All players have the same set of eight Movement cards to work with. Once used, however, they cannot be taken back into your hand. Eventually you have only a few (or none) to choose from, so simply pay one Mammoth Meat token and take all of your Movement cards back into your hand. You need those tokens to win, so you must be a wise manager.
And, one more thing to mention: If you do not have a Mammoth Meat token to pay to get your Movement cards back, your entire tribe starves and you’re out of the game. It’s a tough gig trying to get a meal in the prehistoric era!
The fun of this game comes down to the Movement cards. You need to anticipate the other players choices and how the total movement will affect your Cave Person. This is the part of the game where your kids look at you with a gleam in their eye, so make sure you raise an eyebrow back! This aspect of strategic choice and mild bluffing truly makes the game fantastic. The moment when all the cards are revealed often produces despairing groans or cries of joy. It’s quite the fun romp with the kids, and a good exercise in making a sum, as well.
The box says ages 10+, but my eight-year-old son played it easily. This is the same son who is eager to time his CHARGE! Movement card for when I’m most vulnerable to a stomping. And he grins when he plays it…
I also really enjoyed the innovative mechanic of the Hunting Path board itself. Every time you defeat a mammoth, the board extends one step further. The more this happens, the longer you must go to reach the mammoth, and the more tar pits appear. It’s a simple yet effective way to heighten the difficulty for players in the lead.
A minor quibble might be the knockout rule in the game (lose all four Cave People and you’re out). There are plenty of ways to die easily, and sometimes a player will just hit some bad luck and quickly lose their entire tribe. It’s not much fun to watch other players finish the game, obviously. The designers provide a variant in the back of the rule book to help speed up the game in this situation, but if you’re bothered by player elimination games like this, you may want to pass on this one. Still, things move quickly enough that you can usually wait for the next match to start.

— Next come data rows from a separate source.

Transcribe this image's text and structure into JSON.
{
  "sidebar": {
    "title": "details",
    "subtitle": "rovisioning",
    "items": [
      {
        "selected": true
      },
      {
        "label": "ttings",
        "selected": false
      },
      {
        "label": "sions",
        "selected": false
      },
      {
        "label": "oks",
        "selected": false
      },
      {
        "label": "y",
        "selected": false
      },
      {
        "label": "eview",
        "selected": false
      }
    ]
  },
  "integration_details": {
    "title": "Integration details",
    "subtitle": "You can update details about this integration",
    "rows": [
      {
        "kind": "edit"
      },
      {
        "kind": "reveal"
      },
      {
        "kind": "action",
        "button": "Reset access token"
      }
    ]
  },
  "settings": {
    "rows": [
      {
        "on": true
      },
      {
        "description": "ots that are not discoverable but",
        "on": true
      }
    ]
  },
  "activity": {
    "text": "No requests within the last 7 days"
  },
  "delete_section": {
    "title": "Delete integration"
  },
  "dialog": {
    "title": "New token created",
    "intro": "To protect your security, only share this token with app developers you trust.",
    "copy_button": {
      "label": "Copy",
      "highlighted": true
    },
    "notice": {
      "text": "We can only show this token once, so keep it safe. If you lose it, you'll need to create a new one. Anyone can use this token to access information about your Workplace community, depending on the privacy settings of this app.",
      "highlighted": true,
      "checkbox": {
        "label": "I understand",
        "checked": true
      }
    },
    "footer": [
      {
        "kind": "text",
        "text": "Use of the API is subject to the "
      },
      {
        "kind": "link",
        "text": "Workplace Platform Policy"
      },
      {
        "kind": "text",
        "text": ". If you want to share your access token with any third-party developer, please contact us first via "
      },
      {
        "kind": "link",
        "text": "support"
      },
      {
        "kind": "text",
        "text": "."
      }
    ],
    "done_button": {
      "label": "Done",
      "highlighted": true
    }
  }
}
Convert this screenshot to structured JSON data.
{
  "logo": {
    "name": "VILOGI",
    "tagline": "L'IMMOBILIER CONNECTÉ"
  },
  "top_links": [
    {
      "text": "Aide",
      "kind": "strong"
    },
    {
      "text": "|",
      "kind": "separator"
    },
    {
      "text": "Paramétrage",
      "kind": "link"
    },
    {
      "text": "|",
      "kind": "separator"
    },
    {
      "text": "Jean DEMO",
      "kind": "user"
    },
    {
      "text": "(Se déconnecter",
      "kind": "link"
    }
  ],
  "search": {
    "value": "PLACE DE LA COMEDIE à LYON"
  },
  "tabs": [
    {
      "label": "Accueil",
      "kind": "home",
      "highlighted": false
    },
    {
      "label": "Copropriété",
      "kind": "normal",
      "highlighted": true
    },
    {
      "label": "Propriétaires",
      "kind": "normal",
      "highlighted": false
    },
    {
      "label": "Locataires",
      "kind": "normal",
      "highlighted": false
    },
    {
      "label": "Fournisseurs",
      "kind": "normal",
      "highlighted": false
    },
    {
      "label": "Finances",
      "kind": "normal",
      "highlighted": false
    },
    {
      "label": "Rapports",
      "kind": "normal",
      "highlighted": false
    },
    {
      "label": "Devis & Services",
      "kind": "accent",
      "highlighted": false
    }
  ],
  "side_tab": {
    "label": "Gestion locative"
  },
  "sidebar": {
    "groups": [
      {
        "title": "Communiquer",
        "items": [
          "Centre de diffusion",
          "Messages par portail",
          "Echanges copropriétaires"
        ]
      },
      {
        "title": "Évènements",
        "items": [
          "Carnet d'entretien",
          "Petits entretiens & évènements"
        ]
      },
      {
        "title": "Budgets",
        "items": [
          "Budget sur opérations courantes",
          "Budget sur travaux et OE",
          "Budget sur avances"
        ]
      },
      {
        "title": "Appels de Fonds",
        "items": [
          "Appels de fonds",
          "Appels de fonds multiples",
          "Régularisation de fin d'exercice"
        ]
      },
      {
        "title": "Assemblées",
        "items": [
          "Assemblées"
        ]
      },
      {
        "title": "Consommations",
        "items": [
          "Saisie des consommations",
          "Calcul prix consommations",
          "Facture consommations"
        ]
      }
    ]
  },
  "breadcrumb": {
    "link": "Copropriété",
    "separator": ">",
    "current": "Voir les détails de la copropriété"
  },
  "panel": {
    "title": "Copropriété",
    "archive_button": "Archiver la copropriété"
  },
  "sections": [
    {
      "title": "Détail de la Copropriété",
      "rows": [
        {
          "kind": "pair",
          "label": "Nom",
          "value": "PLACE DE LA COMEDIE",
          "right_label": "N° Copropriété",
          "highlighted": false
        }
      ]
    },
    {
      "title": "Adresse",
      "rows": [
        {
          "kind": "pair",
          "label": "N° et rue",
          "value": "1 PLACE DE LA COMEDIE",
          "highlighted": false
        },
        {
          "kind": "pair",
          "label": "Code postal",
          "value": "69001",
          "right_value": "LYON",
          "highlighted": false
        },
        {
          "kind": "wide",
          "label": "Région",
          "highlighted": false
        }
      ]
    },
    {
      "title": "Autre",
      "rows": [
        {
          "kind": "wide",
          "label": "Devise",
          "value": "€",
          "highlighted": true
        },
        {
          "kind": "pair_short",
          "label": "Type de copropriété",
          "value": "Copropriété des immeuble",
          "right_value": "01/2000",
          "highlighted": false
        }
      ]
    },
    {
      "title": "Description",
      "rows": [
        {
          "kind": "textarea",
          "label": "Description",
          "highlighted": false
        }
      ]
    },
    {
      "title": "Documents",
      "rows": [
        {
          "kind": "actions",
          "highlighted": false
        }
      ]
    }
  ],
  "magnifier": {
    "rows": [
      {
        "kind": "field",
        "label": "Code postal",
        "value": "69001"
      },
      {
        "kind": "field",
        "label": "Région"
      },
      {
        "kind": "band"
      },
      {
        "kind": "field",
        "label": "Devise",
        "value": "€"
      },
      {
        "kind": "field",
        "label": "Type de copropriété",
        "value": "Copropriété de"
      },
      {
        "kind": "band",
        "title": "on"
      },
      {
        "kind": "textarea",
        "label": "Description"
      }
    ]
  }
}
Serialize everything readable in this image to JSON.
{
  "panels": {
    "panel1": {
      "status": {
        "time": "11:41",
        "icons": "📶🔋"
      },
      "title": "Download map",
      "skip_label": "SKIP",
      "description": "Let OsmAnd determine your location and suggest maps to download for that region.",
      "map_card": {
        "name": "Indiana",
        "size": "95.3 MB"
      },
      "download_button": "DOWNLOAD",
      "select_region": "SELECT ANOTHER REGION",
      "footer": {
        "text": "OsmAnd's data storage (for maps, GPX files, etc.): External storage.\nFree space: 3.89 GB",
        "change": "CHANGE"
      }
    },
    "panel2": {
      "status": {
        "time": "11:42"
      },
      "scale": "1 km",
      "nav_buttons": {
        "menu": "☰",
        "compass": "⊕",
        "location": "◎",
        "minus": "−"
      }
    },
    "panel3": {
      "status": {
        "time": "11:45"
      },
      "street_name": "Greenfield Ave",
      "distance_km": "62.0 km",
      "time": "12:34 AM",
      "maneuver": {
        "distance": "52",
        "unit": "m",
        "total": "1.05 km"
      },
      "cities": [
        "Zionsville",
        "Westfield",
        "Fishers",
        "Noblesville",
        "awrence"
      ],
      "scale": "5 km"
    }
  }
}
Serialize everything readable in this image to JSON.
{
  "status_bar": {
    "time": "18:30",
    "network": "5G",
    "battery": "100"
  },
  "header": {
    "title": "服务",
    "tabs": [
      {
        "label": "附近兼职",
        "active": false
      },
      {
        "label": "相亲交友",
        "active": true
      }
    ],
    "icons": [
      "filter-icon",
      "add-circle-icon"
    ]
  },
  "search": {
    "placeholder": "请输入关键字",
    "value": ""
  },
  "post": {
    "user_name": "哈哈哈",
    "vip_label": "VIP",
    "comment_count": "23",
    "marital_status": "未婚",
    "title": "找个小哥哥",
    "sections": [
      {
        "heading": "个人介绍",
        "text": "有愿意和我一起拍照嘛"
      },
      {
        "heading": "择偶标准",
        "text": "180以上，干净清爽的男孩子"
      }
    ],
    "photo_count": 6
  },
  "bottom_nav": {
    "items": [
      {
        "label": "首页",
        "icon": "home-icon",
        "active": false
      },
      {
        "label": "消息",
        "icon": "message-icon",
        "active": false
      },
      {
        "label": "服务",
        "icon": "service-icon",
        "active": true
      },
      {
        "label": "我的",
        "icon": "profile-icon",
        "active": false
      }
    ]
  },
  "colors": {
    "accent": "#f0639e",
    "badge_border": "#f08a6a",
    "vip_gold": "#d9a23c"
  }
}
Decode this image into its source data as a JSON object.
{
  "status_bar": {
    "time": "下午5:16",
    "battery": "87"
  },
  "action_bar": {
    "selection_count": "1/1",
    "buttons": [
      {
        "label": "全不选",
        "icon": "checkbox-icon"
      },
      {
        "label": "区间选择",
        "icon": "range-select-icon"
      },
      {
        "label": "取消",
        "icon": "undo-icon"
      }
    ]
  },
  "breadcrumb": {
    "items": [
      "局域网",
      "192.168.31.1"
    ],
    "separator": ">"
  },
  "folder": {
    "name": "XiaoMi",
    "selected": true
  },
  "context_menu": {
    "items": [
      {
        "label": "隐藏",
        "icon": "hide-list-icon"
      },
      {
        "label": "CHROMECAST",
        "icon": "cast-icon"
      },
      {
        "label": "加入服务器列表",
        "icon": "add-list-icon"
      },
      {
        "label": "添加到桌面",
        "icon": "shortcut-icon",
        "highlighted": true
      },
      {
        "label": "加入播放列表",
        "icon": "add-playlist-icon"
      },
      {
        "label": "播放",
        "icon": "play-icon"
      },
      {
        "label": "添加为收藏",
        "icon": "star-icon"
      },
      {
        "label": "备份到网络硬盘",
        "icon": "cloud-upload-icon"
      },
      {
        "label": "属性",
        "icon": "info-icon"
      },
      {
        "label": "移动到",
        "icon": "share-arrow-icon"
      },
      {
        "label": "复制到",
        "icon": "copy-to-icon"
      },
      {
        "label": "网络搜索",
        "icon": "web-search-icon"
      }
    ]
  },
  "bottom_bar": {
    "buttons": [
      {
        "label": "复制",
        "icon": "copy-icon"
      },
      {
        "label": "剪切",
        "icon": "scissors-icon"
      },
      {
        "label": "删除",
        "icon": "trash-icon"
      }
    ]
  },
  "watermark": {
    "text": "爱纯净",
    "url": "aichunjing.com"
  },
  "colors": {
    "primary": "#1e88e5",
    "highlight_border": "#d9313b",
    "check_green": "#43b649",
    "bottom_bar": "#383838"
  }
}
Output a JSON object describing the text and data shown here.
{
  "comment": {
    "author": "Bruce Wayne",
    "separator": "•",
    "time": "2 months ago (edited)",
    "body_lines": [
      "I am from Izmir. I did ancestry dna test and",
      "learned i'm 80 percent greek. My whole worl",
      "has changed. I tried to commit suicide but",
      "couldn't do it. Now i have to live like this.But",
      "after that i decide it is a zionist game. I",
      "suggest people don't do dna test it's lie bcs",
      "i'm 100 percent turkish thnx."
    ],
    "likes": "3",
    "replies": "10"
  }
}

If the knockout rule doesn’t bother you, don’t hesitate to pick this one up. It was a quick hit with my both myself and my kids. Get the stress of the workday out of your system by shoving some mammoths over a cliff!
Smirk & Dagger Games provided The Family Gamers with a promotional copy of Wooly Whammoth for this review.
- Art - 7/107/10
- Mechanics - 8/108/10
- Family Fun - 9/109/10
Number of Players: 2-4
Age Range: 10+ (we’d say 8+)
Playtime: 30-40 minutes